[[ Supplied entries open ]]
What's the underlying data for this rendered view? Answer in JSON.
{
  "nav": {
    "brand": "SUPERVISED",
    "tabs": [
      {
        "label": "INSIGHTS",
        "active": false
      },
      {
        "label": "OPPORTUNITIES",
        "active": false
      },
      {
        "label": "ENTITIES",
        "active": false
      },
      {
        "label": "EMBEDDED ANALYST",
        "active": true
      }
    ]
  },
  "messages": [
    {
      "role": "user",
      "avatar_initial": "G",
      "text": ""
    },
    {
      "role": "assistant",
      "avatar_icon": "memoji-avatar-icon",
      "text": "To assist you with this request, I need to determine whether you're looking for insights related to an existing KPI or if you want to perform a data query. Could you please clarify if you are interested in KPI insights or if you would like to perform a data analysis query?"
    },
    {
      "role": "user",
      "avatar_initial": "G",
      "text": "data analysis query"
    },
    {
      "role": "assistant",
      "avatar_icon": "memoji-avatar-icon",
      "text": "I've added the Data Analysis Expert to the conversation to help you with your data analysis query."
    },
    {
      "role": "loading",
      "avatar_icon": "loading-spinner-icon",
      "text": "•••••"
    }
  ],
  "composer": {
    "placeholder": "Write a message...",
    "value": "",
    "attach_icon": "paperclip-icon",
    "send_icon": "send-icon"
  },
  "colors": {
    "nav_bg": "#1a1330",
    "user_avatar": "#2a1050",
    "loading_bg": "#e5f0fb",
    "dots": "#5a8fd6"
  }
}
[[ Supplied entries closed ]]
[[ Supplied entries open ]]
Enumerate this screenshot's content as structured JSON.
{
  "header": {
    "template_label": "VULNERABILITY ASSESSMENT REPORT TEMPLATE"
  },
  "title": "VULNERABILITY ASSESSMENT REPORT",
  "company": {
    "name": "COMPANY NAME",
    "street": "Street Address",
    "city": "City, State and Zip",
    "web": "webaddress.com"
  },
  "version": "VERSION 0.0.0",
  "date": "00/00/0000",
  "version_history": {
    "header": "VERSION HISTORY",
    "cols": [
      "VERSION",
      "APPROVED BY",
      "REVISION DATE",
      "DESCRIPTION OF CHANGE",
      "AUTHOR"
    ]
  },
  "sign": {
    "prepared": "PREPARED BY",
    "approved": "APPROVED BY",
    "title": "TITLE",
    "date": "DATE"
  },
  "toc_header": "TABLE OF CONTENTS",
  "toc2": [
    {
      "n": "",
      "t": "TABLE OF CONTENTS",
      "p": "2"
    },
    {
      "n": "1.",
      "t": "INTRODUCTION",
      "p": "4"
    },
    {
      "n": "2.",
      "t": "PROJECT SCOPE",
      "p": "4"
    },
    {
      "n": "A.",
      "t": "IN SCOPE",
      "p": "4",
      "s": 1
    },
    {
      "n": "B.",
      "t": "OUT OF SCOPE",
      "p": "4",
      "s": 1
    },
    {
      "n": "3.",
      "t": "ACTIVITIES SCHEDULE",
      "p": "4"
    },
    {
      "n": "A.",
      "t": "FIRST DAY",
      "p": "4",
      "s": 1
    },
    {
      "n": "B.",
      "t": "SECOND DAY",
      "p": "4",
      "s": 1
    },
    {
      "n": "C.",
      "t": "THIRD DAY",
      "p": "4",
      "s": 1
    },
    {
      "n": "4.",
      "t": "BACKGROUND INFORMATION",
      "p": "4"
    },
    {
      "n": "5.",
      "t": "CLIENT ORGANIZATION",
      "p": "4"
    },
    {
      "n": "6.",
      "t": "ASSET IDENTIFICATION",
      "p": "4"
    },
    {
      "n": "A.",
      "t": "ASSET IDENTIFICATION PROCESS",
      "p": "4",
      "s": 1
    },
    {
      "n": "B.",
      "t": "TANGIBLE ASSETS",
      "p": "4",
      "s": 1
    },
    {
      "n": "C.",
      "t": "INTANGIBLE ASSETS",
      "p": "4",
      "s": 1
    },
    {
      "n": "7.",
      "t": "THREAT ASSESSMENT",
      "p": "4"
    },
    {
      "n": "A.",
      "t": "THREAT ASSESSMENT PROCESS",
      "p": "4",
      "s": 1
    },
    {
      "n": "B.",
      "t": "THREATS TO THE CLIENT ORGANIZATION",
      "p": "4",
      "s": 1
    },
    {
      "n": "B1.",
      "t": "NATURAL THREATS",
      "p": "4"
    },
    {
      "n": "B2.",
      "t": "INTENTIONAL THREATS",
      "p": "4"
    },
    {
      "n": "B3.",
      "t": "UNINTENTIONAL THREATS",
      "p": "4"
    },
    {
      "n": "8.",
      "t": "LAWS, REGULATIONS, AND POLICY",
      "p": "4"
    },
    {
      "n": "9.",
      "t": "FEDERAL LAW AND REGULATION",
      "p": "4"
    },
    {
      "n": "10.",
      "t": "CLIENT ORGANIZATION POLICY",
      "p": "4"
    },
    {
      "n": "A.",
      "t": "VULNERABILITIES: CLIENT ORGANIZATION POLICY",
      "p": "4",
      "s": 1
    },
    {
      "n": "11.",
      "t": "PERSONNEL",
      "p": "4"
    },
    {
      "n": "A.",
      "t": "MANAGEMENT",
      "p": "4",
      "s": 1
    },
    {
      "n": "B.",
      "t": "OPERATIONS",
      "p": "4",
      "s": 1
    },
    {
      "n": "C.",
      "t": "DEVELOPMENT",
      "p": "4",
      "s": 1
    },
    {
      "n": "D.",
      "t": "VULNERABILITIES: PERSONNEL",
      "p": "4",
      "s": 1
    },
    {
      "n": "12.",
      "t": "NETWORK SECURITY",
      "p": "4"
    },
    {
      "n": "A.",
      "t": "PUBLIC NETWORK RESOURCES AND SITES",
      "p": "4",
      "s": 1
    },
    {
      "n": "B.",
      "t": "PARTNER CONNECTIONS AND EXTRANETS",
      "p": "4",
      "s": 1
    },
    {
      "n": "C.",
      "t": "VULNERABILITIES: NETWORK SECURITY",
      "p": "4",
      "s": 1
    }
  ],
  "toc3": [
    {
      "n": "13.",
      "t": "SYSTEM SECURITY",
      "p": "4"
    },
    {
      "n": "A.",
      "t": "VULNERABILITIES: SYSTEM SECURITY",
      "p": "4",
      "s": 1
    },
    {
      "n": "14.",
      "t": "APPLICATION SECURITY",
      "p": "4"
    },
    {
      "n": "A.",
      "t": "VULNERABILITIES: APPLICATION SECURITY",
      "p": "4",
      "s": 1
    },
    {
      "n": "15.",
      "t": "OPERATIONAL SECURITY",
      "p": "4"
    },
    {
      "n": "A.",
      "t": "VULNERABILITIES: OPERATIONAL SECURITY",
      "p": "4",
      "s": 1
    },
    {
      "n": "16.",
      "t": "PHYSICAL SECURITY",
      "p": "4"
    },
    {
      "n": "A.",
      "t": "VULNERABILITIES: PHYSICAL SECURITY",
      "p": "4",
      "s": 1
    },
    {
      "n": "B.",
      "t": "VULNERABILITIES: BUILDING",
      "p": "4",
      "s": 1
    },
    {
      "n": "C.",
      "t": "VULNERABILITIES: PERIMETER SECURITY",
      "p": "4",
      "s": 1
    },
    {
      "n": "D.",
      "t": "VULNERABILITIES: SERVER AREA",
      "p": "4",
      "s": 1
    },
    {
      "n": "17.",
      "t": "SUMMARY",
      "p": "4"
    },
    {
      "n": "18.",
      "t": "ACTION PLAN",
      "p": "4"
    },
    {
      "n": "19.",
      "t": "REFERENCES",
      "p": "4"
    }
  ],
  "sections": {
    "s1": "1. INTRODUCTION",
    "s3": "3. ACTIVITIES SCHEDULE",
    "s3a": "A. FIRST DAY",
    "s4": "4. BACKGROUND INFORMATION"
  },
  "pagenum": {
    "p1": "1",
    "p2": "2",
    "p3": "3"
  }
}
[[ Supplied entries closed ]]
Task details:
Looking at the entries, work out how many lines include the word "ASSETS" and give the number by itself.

Result of this exercise:
2